There are two problems with increasing taxes:
- Once raised, they never come back down.
- Tax increases are immediate, while spending decreases are spread out over years.
After the 1990 deal, the budget deficit jumped to $269 billion in 1991. The deal stipulated that $324 billion would be cut from the federal budget from 1991 to 1995. Instead, federal spending increased by $500 billion. So much for those “planned” spending cuts! Oh, and in the 1992 election, the Democrats used the tax increases to crucify President George H.W. Bush at the polls.
This is the same thing that’s happening today, and it’s one of the reasons why congressional Republicans are so wary of a compromise that includes increasing taxes; they just don’t feel like they can trust the Democrats to follow through with the promised spending cuts. Can you blame them?
The Negotiating Camps
So, far from being an easy compromise, today’s debt ceiling fight is really a fight over three very basic political and economic questions:
- How big should government be?
- Can government spending stimulate the economy?
- If you cut government spending, does that hurt the economy?
We have four basic camps in the debt ceiling negotiations today:
- The Republican Party – they believe that government should be smaller, they like government spending, but not as much as the Democrats, they’re wary about making huge cuts to government, and they feel like they can’t trust the Democrats to follow through with spending cuts (the whole “fool me once, shame on you; fool me twice, shame on me” thing).
- The Tea Party - they believe that government should be small, that government spending doesn’t do any good for the economy, and that we can safely cut government spending, and the private sector will pick up the slack.
- The Democrat Party – they believe that government should be bigger, they love government spending and think it’s a stimulus to the economy, they loath making cuts to government, and aren’t too worried about increasing the government debt. This is evidenced by the president’s earlier plea for a “clean debt limit increase.”

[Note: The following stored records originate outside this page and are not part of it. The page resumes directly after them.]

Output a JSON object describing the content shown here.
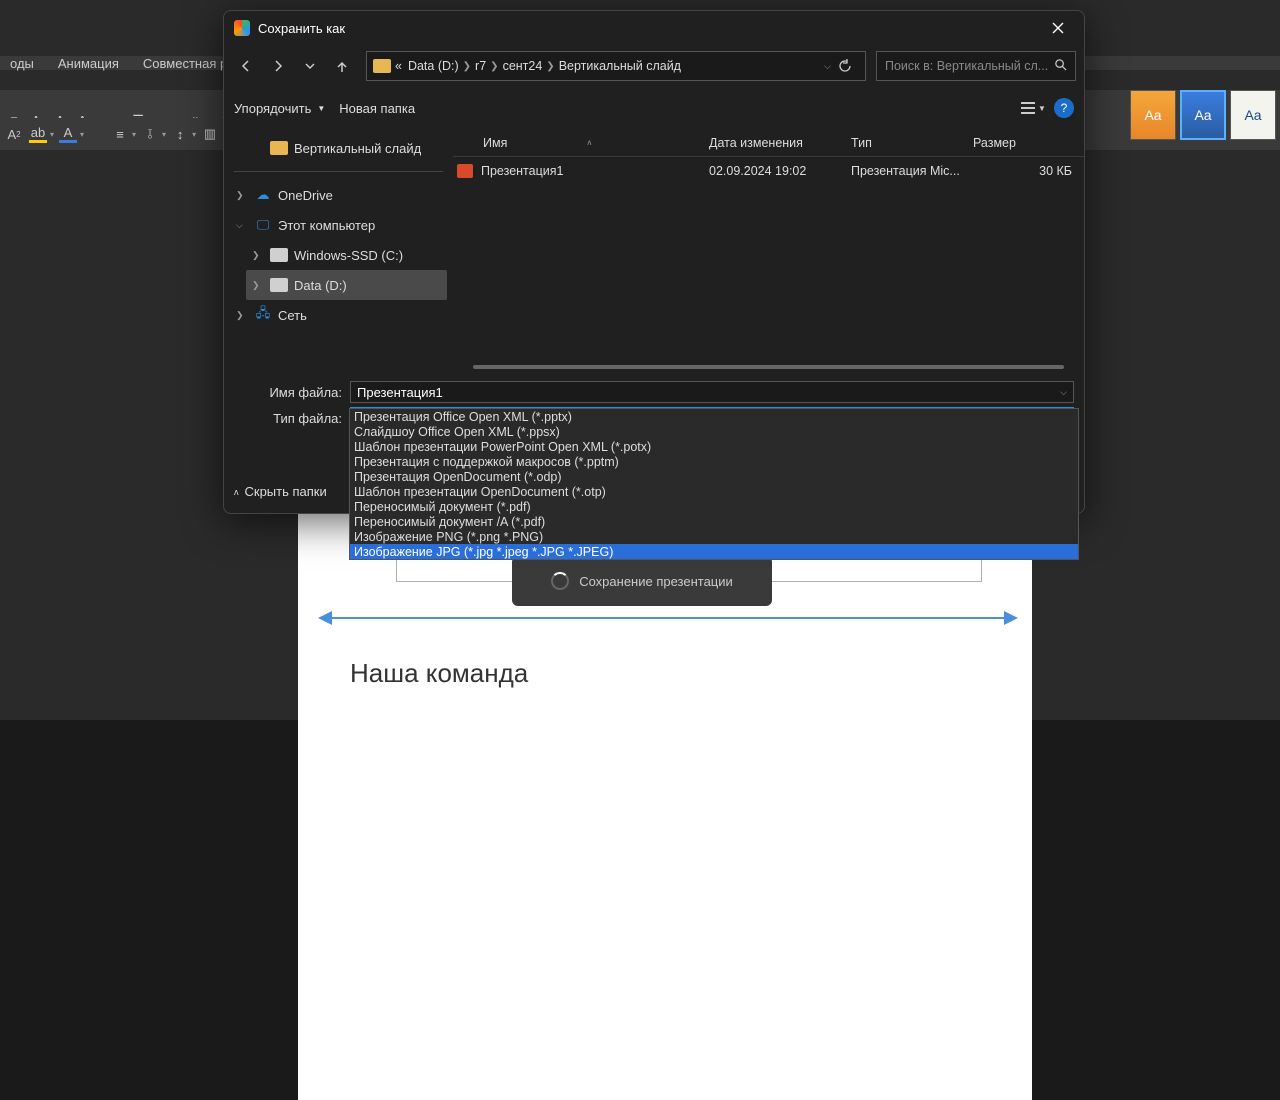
{
  "ribbon": {
    "tab1": "Анимация",
    "tab2": "Совместная раб",
    "tab0": "оды"
  },
  "styles": {
    "label": "Aa"
  },
  "dialog": {
    "title": "Сохранить как",
    "breadcrumb": {
      "prefix": "«",
      "p1": "Data (D:)",
      "p2": "r7",
      "p3": "сент24",
      "p4": "Вертикальный слайд"
    },
    "search_placeholder": "Поиск в: Вертикальный сл...",
    "organize": "Упорядочить",
    "new_folder": "Новая папка",
    "help": "?",
    "cols": {
      "name": "Имя",
      "date": "Дата изменения",
      "type": "Тип",
      "size": "Размер"
    },
    "tree": {
      "current_folder": "Вертикальный слайд",
      "onedrive": "OneDrive",
      "this_pc": "Этот компьютер",
      "drive_c": "Windows-SSD (C:)",
      "drive_d": "Data (D:)",
      "network": "Сеть"
    },
    "file": {
      "name": "Презентация1",
      "date": "02.09.2024 19:02",
      "type": "Презентация Mic...",
      "size": "30 КБ"
    },
    "filename_label": "Имя файла:",
    "filename_value": "Презентация1",
    "filetype_label": "Тип файла:",
    "filetype_value": "Презентация Office Open XML (*.pptx)",
    "hide_folders": "Скрыть папки",
    "dropdown": [
      "Презентация Office Open XML (*.pptx)",
      "Слайдшоу Office Open XML (*.ppsx)",
      "Шаблон презентации PowerPoint Open XML (*.potx)",
      "Презентация с поддержкой макросов (*.pptm)",
      "Презентация OpenDocument (*.odp)",
      "Шаблон презентации OpenDocument (*.otp)",
      "Переносимый документ (*.pdf)",
      "Переносимый документ /A (*.pdf)",
      "Изображение PNG (*.png *.PNG)",
      "Изображение JPG (*.jpg *.jpeg *.JPG *.JPEG)"
    ]
  },
  "slide": {
    "team_title": "Наша команда"
  },
  "toast": "Сохранение презентации"
}
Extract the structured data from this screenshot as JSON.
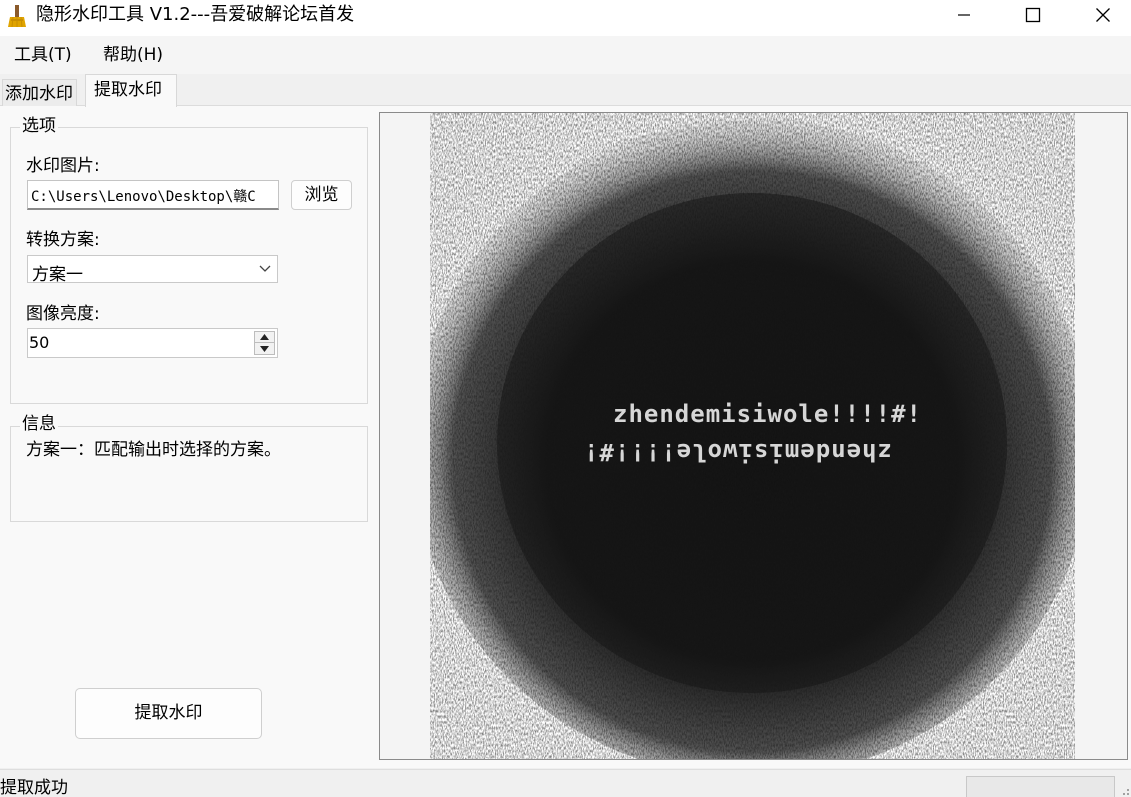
{
  "window": {
    "title": "隐形水印工具 V1.2---吾爱破解论坛首发",
    "icon": "broom-icon",
    "controls": [
      "minimize-icon",
      "maximize-icon",
      "close-icon"
    ]
  },
  "menu": {
    "tools": "工具(T)",
    "help": "帮助(H)"
  },
  "tabs": {
    "add": "添加水印",
    "extract": "提取水印",
    "active": "提取水印"
  },
  "options": {
    "legend": "选项",
    "watermark_label": "水印图片:",
    "watermark_path": "C:\\Users\\Lenovo\\Desktop\\赣C",
    "browse_label": "浏览",
    "scheme_label": "转换方案:",
    "scheme_value": "方案一",
    "brightness_label": "图像亮度:",
    "brightness_value": "50"
  },
  "info": {
    "legend": "信息",
    "text": "方案一：匹配输出时选择的方案。"
  },
  "action": {
    "extract_button": "提取水印"
  },
  "preview": {
    "line1": "zhendemisiwole!!!!#!",
    "line2": "zhendemisiwole!!!!#!"
  },
  "status": {
    "text": "提取成功",
    "progress": 0
  },
  "colors": {
    "titlebar": "#ffffff",
    "panel": "#f9f9f9",
    "noise_dark": "#1a1a1a",
    "watermark_text": "#d6d6d6"
  }
}
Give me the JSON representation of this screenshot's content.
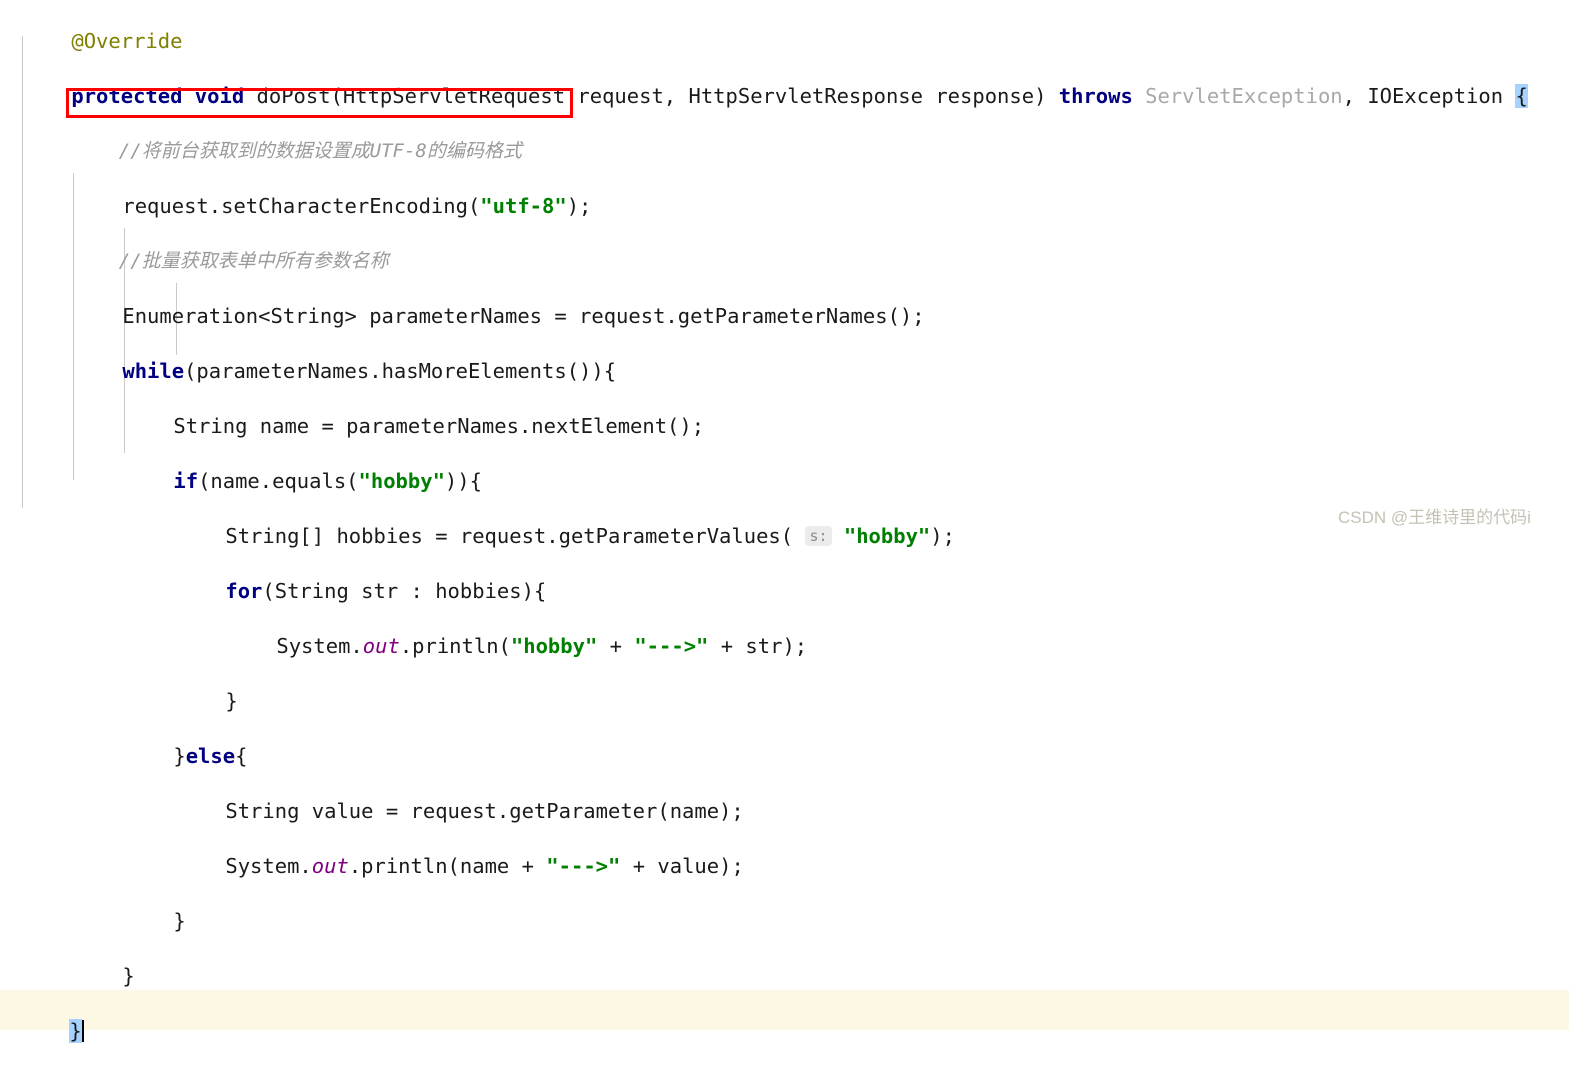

- Mitch McConnell – the Senate Republican leader would prefer that Congress not have to deal with this, and would allow President Obama to increase the debt limit unilaterally three times. His reasoning is that this would give the president enough rope with which to hang himself. I guess President Obama would increase the debt, people would see how bad that was, and put him out of office? Maybe it would hasten our economic path toward Greece. Yes, yes, I know; “Mitch McConnell” isn’t so much a “camp” as a person, but there’s quite a few media types backing this plan, so I thought I’d include it.
Questions: How would YOU solve the debt limit crisis? What would your plan look like? Do you identify with any of the four groups listed above? You can leave your comments by clicking here.